structures of the cytoskeletal system. They are intermediate in diameter
compared to the larger microtubules and smaller actin filaments.
There are at least 65 different human IFs and they range in size
from about 9-11 nm. They are found only in eukaryotic cells, although
IF like proteins are present in prokaryotes.
Intermediate filaments give integrity to the nuclear envelope and
cell surface membrane. One type of IF, keratin, makes up hair, nails,
horns, and reptilian scales. Another, vimentin, anchors cell organelles
and is found attached to the nucleus, endoplasmic reticulum, and
This picture is an cryo electron micrograph
of vimentin intermediate filaments. These samples have been embedded
show the flexible regions where the IFs have unraveled from a

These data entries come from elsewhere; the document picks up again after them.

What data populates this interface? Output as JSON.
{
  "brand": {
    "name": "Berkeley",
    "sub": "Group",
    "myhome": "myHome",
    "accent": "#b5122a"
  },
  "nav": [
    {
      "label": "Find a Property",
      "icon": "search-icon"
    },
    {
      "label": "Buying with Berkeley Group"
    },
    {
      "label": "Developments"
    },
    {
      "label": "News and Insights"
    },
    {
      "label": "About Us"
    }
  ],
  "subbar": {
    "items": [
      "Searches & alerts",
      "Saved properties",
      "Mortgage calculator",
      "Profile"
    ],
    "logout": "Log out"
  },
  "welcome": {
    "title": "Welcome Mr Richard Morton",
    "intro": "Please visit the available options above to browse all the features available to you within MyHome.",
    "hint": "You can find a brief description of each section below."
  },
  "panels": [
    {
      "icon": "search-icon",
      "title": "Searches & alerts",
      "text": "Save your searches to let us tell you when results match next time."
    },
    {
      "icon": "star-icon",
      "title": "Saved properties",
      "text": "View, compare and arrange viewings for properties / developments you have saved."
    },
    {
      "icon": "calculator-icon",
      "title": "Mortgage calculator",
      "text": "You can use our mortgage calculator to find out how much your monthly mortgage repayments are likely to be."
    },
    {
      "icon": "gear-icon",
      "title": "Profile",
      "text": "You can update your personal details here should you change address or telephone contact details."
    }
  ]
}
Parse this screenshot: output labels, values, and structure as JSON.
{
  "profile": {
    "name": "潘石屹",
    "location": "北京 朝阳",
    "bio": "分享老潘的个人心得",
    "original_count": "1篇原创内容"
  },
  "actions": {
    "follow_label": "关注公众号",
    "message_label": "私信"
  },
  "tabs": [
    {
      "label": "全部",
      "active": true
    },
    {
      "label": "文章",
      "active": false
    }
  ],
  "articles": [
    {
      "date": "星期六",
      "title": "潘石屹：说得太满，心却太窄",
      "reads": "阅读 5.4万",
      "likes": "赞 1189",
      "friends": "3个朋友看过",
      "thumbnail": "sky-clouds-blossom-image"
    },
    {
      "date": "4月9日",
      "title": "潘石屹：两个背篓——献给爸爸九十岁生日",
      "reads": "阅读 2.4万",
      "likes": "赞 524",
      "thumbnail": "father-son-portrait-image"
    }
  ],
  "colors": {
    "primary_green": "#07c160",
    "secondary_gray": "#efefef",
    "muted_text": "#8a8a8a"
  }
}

The basic building block of vimentin like
all other IFs is a monomer with a central alpha helical region
flanked on one end by a non helical, amino, head domain and on
the other side, by a carboxy tail. These monomers twist together
to form dimers, two dimers form a tetramers, and eight tetramers
make up the ULF, unit length filament. Unit length filaments
assemble into full length IFs.